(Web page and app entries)
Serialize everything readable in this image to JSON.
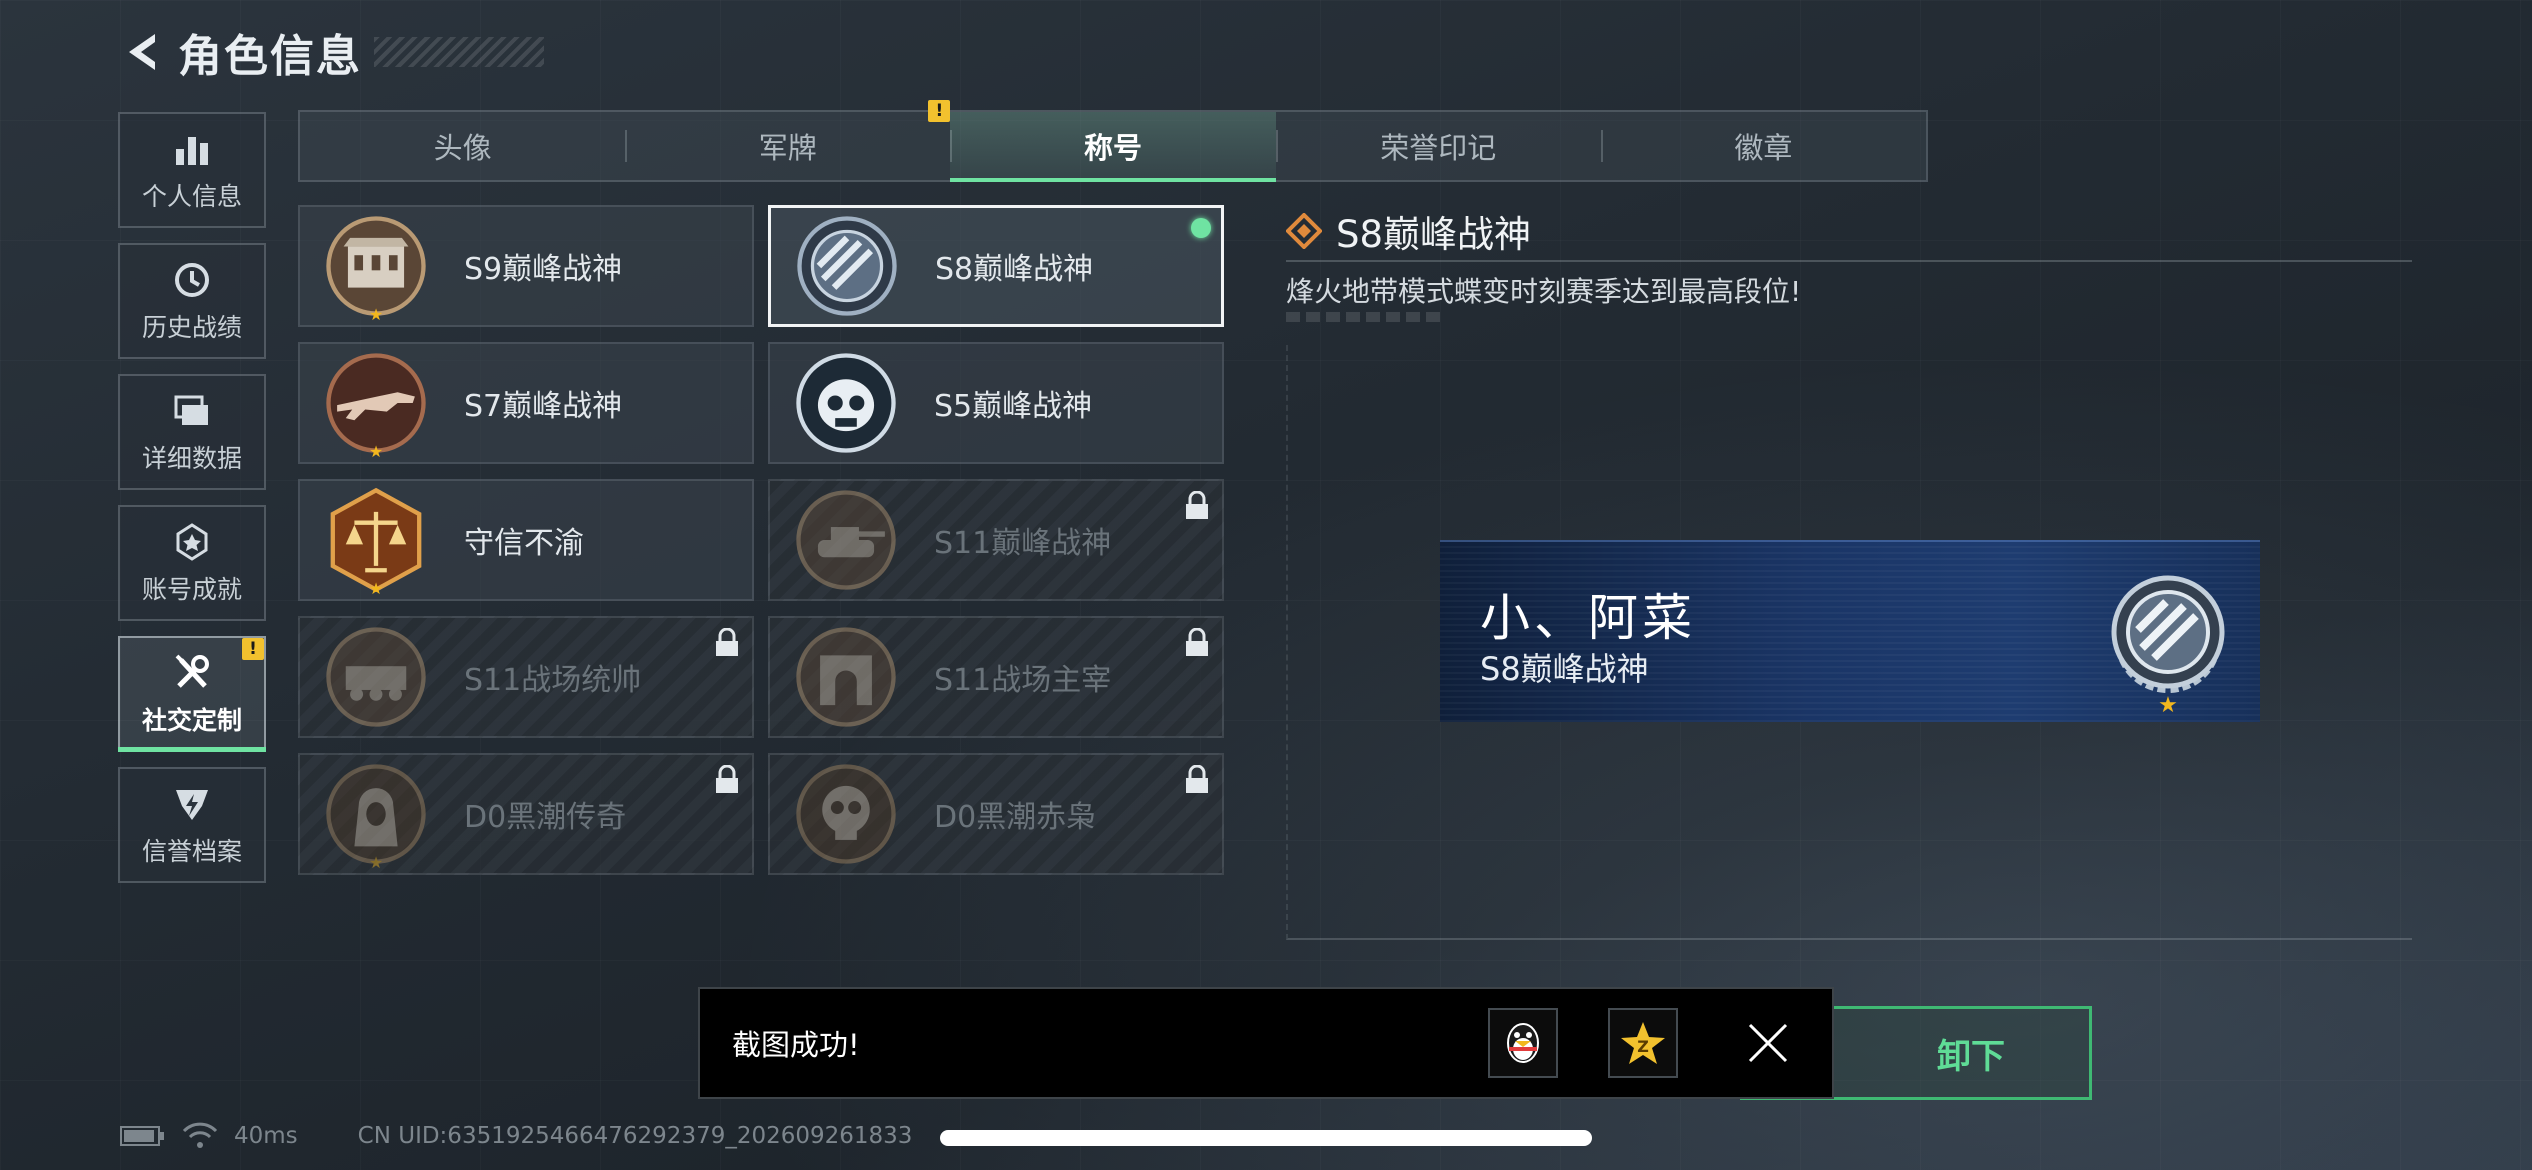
{
  "header": {
    "title": "角色信息"
  },
  "sidebar": {
    "items": [
      {
        "label": "个人信息"
      },
      {
        "label": "历史战绩"
      },
      {
        "label": "详细数据"
      },
      {
        "label": "账号成就"
      },
      {
        "label": "社交定制",
        "active": true,
        "badge": "!"
      },
      {
        "label": "信誉档案"
      }
    ]
  },
  "tabs": [
    {
      "label": "头像"
    },
    {
      "label": "军牌",
      "badge": "!"
    },
    {
      "label": "称号",
      "active": true
    },
    {
      "label": "荣誉印记"
    },
    {
      "label": "徽章"
    }
  ],
  "titles": [
    {
      "name": "S9巅峰战神",
      "locked": false,
      "icon": "fortress-emblem-icon"
    },
    {
      "name": "S8巅峰战神",
      "locked": false,
      "selected": true,
      "equipped": true,
      "icon": "striped-shield-emblem-icon"
    },
    {
      "name": "S7巅峰战神",
      "locked": false,
      "icon": "rifle-emblem-icon"
    },
    {
      "name": "S5巅峰战神",
      "locked": false,
      "icon": "skull-mask-emblem-icon"
    },
    {
      "name": "守信不渝",
      "locked": false,
      "icon": "scales-emblem-icon"
    },
    {
      "name": "S11巅峰战神",
      "locked": true,
      "icon": "tank-emblem-icon"
    },
    {
      "name": "S11战场统帅",
      "locked": true,
      "icon": "armored-vehicle-emblem-icon"
    },
    {
      "name": "S11战场主宰",
      "locked": true,
      "icon": "arch-emblem-icon"
    },
    {
      "name": "D0黑潮传奇",
      "locked": true,
      "icon": "hooded-figure-emblem-icon"
    },
    {
      "name": "D0黑潮赤枭",
      "locked": true,
      "icon": "skull-emblem-icon"
    }
  ],
  "detail": {
    "title": "S8巅峰战神",
    "description": "烽火地带模式蝶变时刻赛季达到最高段位!"
  },
  "nameplate": {
    "player_name": "小、阿菜",
    "title": "S8巅峰战神"
  },
  "action": {
    "label": "卸下"
  },
  "toast": {
    "message": "截图成功!"
  },
  "status": {
    "latency": "40ms",
    "uid": "CN UID:6351925466476292379_202609261833"
  },
  "colors": {
    "accent": "#6fe3a2",
    "warning": "#f2c12e",
    "star": "#f2b71e"
  }
}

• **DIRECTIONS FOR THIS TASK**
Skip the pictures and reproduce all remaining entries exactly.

• **SOLUTION TO THIS EXERCISE**
Serialize everything readable in this image to JSON.
{
  "header": {
    "title": "角色信息"
  },
  "sidebar": {
    "items": [
      {
        "label": "个人信息"
      },
      {
        "label": "历史战绩"
      },
      {
        "label": "详细数据"
      },
      {
        "label": "账号成就"
      },
      {
        "label": "社交定制",
        "active": true,
        "badge": "!"
      },
      {
        "label": "信誉档案"
      }
    ]
  },
  "tabs": [
    {
      "label": "头像"
    },
    {
      "label": "军牌",
      "badge": "!"
    },
    {
      "label": "称号",
      "active": true
    },
    {
      "label": "荣誉印记"
    },
    {
      "label": "徽章"
    }
  ],
  "titles": [
    {
      "name": "S9巅峰战神",
      "locked": false,
      "icon": "fortress-emblem-icon"
    },
    {
      "name": "S8巅峰战神",
      "locked": false,
      "selected": true,
      "equipped": true,
      "icon": "striped-shield-emblem-icon"
    },
    {
      "name": "S7巅峰战神",
      "locked": false,
      "icon": "rifle-emblem-icon"
    },
    {
      "name": "S5巅峰战神",
      "locked": false,
      "icon": "skull-mask-emblem-icon"
    },
    {
      "name": "守信不渝",
      "locked": false,
      "icon": "scales-emblem-icon"
    },
    {
      "name": "S11巅峰战神",
      "locked": true,
      "icon": "tank-emblem-icon"
    },
    {
      "name": "S11战场统帅",
      "locked": true,
      "icon": "armored-vehicle-emblem-icon"
    },
    {
      "name": "S11战场主宰",
      "locked": true,
      "icon": "arch-emblem-icon"
    },
    {
      "name": "D0黑潮传奇",
      "locked": true,
      "icon": "hooded-figure-emblem-icon"
    },
    {
      "name": "D0黑潮赤枭",
      "locked": true,
      "icon": "skull-emblem-icon"
    }
  ],
  "detail": {
    "title": "S8巅峰战神",
    "description": "烽火地带模式蝶变时刻赛季达到最高段位!"
  },
  "nameplate": {
    "player_name": "小、阿菜",
    "title": "S8巅峰战神"
  },
  "action": {
    "label": "卸下"
  },
  "toast": {
    "message": "截图成功!"
  },
  "status": {
    "latency": "40ms",
    "uid": "CN UID:6351925466476292379_202609261833"
  },
  "colors": {
    "accent": "#6fe3a2",
    "warning": "#f2c12e",
    "star": "#f2b71e"
  }
}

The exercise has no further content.